The second (and last option), was the pair of Keen Targhee III Low WP Hiking shoes that you see pictured here. The lower cut of the shoe helped to reduce their weight (just 1lb 14.8 oz. for the pair) giving them a lighter feel that I had with my previous full height Keen boots.

Dirty Boots

I know a lot of people don’t like waterproof boots, they are warmer, and the waterproofing does eventually weaken or fade. But what I hate more is having feet that are soaking wet. It seems a fair trade off to me.

That being said I’ve read on a number of different forums that having non-waterproof shoes that drain/dry better is becoming more preferably for longer multi-day adventures so maybe my thoughts on this will change in the future.

They are made of what Oiled Nubuck. If your like me, my first reaction was “WTF is Oiled Nubuck?”

Nubuck - Nubuck is top-grain leather that has been buffed on its outer side, the side of the hide on which the animal’s hair grew. Nubuck can also be made from full-grain leather. Because Nubuck is made from the strong outer layer of the hide, it is more durable than suede.

Oiled Leather - Manufacturers oil leather to improve its resistance to water, stains and damage. Oiled leather is soft and flexible. It is often used in shoes, where strength and water resistance is important, but it is sometimes used in leather upholstery as well. Oiled Nubuck combines the soft surface of Nubuck with the durability of oiled leather. It is relatively easy to maintain, and light scuffs can be removed simply by rubbing the surface of the leather with a fingertip.

One of the things I have always liked about Keen is that the lower portion of my foot never feels crushed in their toe box. What’s nice about this is that it gives me a lot of sock layering options. This holds true with these Targhee boots.

What I’m not as fond of is the lower cut design and the ability to lock in your heel. With the full height boots the extra shoelace lugs on the upper portion make it really easy to lock things down. While it’s sort of possible with these lower cut Targhee’s it doesn’t feel as substantial or robust to me.

From an everyday wear perspective off the trail I had high hopes for these boots. I bought them before we went on a sixteen day trip to China this summer and gave them plenty of time to break in. In China we were mostly urban exploring and these Keen’s were nowhere near as comfortable as my old ones were walking around.

Maybe the old pair only felt better because they were so broken down, but I seriously doubt that is the case. On a trail these shoes feel fine, off trail not so much for long distances.

Treads

As you can see the trad on these boots is fairly meaty and space well enough apart that mud doesn’t stay embedded in them for long. Apologies for the dirty nature of these boots after my recent hike, I haven’t had an opportunity to give them a cleaning.

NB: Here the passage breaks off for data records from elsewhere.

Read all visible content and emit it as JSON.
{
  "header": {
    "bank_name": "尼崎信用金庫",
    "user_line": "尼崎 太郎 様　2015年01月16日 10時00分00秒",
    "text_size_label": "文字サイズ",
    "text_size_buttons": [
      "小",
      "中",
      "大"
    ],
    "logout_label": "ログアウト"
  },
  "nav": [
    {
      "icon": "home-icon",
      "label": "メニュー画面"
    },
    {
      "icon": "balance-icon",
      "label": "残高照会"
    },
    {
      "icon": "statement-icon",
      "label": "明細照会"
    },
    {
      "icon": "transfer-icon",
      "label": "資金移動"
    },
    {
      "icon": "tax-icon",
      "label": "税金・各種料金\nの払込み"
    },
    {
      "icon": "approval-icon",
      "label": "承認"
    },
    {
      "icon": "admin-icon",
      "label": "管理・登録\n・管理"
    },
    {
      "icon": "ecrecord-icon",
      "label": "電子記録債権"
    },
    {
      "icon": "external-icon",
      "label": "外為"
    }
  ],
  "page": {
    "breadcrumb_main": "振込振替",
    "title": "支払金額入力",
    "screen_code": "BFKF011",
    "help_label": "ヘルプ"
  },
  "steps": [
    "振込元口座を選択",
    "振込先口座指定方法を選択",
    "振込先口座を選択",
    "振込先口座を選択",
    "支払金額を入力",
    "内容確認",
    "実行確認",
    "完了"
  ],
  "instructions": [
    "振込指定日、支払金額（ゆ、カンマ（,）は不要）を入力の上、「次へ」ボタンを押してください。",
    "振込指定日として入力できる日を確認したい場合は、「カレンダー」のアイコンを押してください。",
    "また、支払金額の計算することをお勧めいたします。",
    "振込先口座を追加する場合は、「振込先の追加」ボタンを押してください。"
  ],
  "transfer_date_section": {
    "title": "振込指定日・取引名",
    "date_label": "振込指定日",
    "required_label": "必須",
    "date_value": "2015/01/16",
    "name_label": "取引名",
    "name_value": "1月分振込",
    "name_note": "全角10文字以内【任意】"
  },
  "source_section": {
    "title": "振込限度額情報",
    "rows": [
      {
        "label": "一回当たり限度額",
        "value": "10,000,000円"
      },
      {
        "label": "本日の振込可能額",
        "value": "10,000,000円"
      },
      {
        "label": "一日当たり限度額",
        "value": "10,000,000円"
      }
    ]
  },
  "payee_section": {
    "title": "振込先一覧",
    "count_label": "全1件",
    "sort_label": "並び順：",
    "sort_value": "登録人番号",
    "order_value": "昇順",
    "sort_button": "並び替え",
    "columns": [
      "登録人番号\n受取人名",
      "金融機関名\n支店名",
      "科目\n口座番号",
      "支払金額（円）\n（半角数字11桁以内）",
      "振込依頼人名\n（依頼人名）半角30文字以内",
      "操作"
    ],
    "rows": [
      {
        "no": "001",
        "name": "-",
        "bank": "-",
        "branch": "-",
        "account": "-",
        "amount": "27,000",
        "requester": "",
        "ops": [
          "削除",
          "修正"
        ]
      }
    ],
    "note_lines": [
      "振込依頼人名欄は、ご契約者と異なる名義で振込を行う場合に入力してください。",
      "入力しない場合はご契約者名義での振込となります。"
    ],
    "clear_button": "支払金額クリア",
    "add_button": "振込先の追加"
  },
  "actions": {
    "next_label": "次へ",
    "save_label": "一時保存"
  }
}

I’ll have to compare their tread to my old pair of Keens to see how they differ as I am wondering if it might be the cause of their unpleasant foot feel on concrete/asphalt.

Showing Wear

After just 5 months of use they are already starting to show some wear and tear around the upper heel area. I recall this happening with my old pair but not nearly so soon (I think I wore my old pair for 4 years until the tread was falling apart).

The Bottom Line

This is a tough one for me. I’m really waving back and forth on whether or not to return these boots for the full boot Keens that I have worn in the past. I kind of feel long term that while I like the low cut nature of these boots that in the long run I will be happier with the full boot.

At the same time I feel conflicted after all the reading I have been doing about trail running shoes being used for long distance backpacking. Backpacking is my ultimate goal, should I look at trail running shoes? I know they will be as hard to find in my size as regular hiking boots.

Surprisingly I am not upset that these hiking boots don’t feel fantastic for long distances on concrete or asphalt. Sure that would be optimal, but that environment isn’t what these boots are designed for, and on trails they feel great.

Overall Rating

Stephen
Written by Stephen Follow
Dad, Dude, Dreamer, Guy with a Beard & Owner of outdooradventurejournal.com